▸ **WORK REQUEST**: A single number is wanted: how many lines of the records below contain the word "time".

▸ **Items from an interface collection**:

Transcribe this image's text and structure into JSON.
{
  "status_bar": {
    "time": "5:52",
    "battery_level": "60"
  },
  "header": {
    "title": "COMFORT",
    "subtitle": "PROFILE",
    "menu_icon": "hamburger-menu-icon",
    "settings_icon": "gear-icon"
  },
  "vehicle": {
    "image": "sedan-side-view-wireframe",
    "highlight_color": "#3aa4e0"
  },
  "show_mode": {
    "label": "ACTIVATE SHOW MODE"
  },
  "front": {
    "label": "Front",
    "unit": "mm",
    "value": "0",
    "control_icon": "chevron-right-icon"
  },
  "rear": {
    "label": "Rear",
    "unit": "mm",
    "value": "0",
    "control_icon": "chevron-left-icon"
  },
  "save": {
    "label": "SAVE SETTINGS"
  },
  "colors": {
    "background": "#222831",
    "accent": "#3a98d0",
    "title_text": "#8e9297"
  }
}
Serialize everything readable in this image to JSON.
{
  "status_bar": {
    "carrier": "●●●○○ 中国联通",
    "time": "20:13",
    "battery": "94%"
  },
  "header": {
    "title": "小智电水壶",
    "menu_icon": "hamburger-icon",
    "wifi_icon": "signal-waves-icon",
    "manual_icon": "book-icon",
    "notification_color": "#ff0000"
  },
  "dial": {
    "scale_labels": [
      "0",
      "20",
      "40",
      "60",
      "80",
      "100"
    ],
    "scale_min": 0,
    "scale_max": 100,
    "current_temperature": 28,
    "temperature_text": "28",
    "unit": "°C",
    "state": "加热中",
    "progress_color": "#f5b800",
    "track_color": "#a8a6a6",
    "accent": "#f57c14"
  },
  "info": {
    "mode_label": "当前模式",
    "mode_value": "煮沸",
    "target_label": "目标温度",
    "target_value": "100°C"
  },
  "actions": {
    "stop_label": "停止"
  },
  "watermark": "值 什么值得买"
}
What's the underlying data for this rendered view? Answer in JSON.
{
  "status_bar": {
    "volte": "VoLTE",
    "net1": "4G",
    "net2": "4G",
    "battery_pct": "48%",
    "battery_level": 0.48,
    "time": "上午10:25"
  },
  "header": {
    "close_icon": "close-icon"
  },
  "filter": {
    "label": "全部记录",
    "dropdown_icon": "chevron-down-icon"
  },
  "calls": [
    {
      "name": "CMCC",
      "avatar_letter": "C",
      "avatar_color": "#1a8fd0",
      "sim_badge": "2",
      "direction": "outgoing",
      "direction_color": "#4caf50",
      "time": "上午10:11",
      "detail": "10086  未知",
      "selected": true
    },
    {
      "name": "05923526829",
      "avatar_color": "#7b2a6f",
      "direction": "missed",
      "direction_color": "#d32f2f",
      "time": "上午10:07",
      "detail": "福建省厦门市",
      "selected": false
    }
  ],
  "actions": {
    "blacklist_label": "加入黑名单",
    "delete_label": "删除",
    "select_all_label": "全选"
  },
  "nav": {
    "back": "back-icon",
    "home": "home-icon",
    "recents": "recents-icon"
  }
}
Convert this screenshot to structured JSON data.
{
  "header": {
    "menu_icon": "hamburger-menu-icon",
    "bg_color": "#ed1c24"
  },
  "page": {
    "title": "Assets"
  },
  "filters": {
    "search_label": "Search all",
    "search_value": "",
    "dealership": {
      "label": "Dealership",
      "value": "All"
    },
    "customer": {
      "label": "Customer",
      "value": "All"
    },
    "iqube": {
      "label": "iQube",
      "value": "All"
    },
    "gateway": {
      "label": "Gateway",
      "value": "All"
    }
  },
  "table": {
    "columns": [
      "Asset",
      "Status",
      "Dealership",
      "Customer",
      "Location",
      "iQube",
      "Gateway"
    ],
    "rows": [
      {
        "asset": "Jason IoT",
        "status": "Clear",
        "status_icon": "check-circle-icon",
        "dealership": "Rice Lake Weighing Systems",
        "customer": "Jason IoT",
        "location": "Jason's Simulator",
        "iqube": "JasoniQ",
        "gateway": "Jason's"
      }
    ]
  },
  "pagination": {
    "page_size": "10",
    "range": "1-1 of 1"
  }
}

▸ **TASK OUTPUT**: 5